◆ **SOURCE MATERIAL**:
--------

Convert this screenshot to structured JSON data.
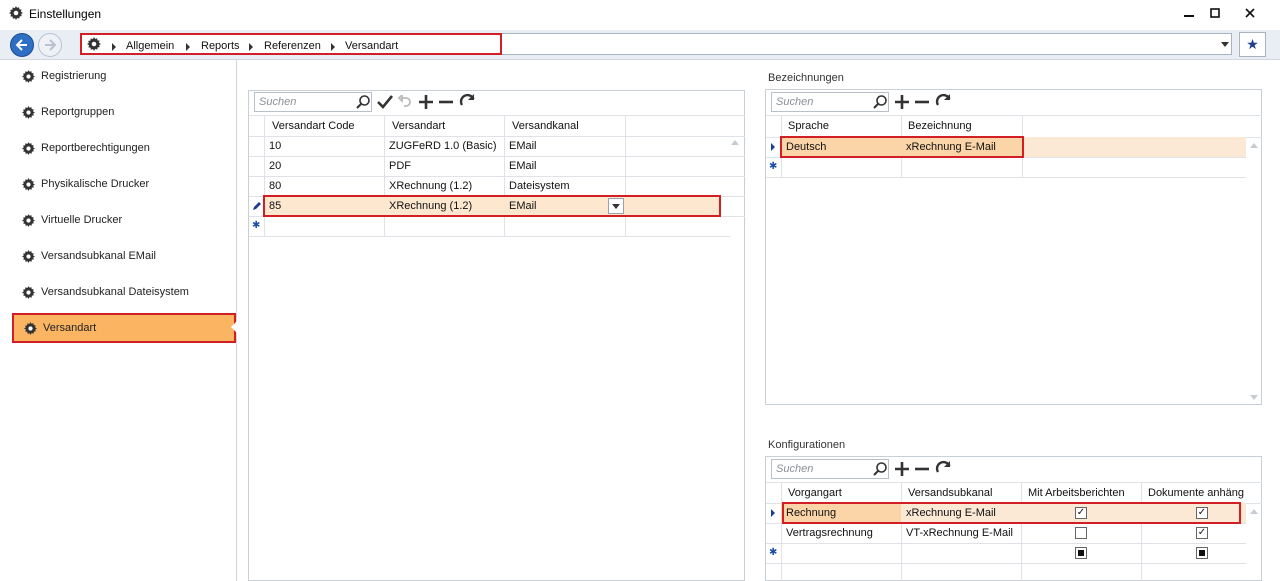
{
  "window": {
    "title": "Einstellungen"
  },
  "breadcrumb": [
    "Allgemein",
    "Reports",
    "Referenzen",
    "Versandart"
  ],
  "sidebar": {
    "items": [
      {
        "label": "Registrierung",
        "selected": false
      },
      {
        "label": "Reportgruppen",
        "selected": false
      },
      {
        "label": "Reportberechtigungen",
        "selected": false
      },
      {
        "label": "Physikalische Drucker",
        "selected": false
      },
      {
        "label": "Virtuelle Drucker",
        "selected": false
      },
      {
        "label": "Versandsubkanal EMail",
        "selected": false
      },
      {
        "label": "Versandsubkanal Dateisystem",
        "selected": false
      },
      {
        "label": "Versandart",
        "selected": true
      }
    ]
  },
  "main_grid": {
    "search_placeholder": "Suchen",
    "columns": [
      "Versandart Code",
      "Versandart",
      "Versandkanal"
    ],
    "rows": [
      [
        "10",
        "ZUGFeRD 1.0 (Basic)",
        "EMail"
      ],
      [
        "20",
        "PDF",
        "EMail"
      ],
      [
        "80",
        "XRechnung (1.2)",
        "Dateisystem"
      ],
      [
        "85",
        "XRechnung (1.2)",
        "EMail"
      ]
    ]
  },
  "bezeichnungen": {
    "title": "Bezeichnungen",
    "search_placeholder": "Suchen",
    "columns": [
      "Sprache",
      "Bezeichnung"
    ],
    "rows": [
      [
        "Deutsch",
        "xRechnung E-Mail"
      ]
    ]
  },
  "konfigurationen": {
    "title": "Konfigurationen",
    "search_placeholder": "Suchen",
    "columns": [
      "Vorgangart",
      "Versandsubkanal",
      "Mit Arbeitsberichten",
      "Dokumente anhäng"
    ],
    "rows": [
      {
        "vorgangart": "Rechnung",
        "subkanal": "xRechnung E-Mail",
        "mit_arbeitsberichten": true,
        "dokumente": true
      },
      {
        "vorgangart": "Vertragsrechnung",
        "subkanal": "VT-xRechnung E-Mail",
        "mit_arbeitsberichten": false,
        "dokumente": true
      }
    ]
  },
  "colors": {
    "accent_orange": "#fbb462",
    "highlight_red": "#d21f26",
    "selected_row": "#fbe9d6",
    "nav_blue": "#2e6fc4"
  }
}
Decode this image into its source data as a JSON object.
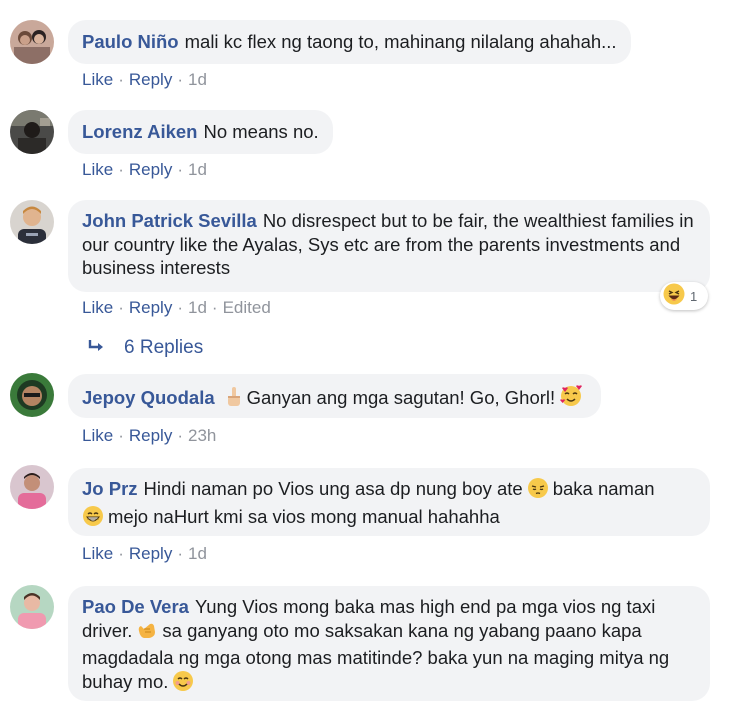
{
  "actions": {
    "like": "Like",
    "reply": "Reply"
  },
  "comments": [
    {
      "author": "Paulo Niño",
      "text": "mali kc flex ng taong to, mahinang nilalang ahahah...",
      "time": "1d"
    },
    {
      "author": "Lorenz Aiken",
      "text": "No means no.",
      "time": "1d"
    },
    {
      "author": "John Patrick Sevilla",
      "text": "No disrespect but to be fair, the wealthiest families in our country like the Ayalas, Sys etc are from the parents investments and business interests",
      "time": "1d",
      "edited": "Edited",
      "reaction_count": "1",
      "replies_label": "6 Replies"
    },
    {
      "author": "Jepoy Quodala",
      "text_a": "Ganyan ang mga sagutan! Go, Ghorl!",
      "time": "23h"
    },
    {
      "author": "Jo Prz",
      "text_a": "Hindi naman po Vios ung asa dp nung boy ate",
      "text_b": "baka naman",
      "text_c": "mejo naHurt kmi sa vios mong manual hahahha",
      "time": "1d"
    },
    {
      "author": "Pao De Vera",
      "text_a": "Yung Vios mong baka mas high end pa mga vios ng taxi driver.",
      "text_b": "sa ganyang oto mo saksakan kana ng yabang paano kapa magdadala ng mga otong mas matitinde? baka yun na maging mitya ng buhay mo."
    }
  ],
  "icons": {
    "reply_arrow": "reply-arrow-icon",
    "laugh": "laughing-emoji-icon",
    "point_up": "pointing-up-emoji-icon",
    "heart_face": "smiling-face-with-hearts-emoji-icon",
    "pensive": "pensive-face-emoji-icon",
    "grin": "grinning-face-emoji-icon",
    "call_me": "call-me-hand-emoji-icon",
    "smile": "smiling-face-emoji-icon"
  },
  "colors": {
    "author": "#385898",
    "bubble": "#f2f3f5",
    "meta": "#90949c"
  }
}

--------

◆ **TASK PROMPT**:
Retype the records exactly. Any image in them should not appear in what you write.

◆ **ANSWER TO THIS PROBLEM**:
Convert this screenshot to structured JSON data.
{
  "window": {
    "title": "Einstellungen"
  },
  "breadcrumb": [
    "Allgemein",
    "Reports",
    "Referenzen",
    "Versandart"
  ],
  "sidebar": {
    "items": [
      {
        "label": "Registrierung",
        "selected": false
      },
      {
        "label": "Reportgruppen",
        "selected": false
      },
      {
        "label": "Reportberechtigungen",
        "selected": false
      },
      {
        "label": "Physikalische Drucker",
        "selected": false
      },
      {
        "label": "Virtuelle Drucker",
        "selected": false
      },
      {
        "label": "Versandsubkanal EMail",
        "selected": false
      },
      {
        "label": "Versandsubkanal Dateisystem",
        "selected": false
      },
      {
        "label": "Versandart",
        "selected": true
      }
    ]
  },
  "main_grid": {
    "search_placeholder": "Suchen",
    "columns": [
      "Versandart Code",
      "Versandart",
      "Versandkanal"
    ],
    "rows": [
      [
        "10",
        "ZUGFeRD 1.0 (Basic)",
        "EMail"
      ],
      [
        "20",
        "PDF",
        "EMail"
      ],
      [
        "80",
        "XRechnung (1.2)",
        "Dateisystem"
      ],
      [
        "85",
        "XRechnung (1.2)",
        "EMail"
      ]
    ]
  },
  "bezeichnungen": {
    "title": "Bezeichnungen",
    "search_placeholder": "Suchen",
    "columns": [
      "Sprache",
      "Bezeichnung"
    ],
    "rows": [
      [
        "Deutsch",
        "xRechnung E-Mail"
      ]
    ]
  },
  "konfigurationen": {
    "title": "Konfigurationen",
    "search_placeholder": "Suchen",
    "columns": [
      "Vorgangart",
      "Versandsubkanal",
      "Mit Arbeitsberichten",
      "Dokumente anhäng"
    ],
    "rows": [
      {
        "vorgangart": "Rechnung",
        "subkanal": "xRechnung E-Mail",
        "mit_arbeitsberichten": true,
        "dokumente": true
      },
      {
        "vorgangart": "Vertragsrechnung",
        "subkanal": "VT-xRechnung E-Mail",
        "mit_arbeitsberichten": false,
        "dokumente": true
      }
    ]
  },
  "colors": {
    "accent_orange": "#fbb462",
    "highlight_red": "#d21f26",
    "selected_row": "#fbe9d6",
    "nav_blue": "#2e6fc4"
  }
}
Decode this image into its source data as a JSON object.
{
  "actions": {
    "like": "Like",
    "reply": "Reply"
  },
  "comments": [
    {
      "author": "Paulo Niño",
      "text": "mali kc flex ng taong to, mahinang nilalang ahahah...",
      "time": "1d"
    },
    {
      "author": "Lorenz Aiken",
      "text": "No means no.",
      "time": "1d"
    },
    {
      "author": "John Patrick Sevilla",
      "text": "No disrespect but to be fair, the wealthiest families in our country like the Ayalas, Sys etc are from the parents investments and business interests",
      "time": "1d",
      "edited": "Edited",
      "reaction_count": "1",
      "replies_label": "6 Replies"
    },
    {
      "author": "Jepoy Quodala",
      "text_a": "Ganyan ang mga sagutan! Go, Ghorl!",
      "time": "23h"
    },
    {
      "author": "Jo Prz",
      "text_a": "Hindi naman po Vios ung asa dp nung boy ate",
      "text_b": "baka naman",
      "text_c": "mejo naHurt kmi sa vios mong manual hahahha",
      "time": "1d"
    },
    {
      "author": "Pao De Vera",
      "text_a": "Yung Vios mong baka mas high end pa mga vios ng taxi driver.",
      "text_b": "sa ganyang oto mo saksakan kana ng yabang paano kapa magdadala ng mga otong mas matitinde? baka yun na maging mitya ng buhay mo."
    }
  ],
  "icons": {
    "reply_arrow": "reply-arrow-icon",
    "laugh": "laughing-emoji-icon",
    "point_up": "pointing-up-emoji-icon",
    "heart_face": "smiling-face-with-hearts-emoji-icon",
    "pensive": "pensive-face-emoji-icon",
    "grin": "grinning-face-emoji-icon",
    "call_me": "call-me-hand-emoji-icon",
    "smile": "smiling-face-emoji-icon"
  },
  "colors": {
    "author": "#385898",
    "bubble": "#f2f3f5",
    "meta": "#90949c"
  }
}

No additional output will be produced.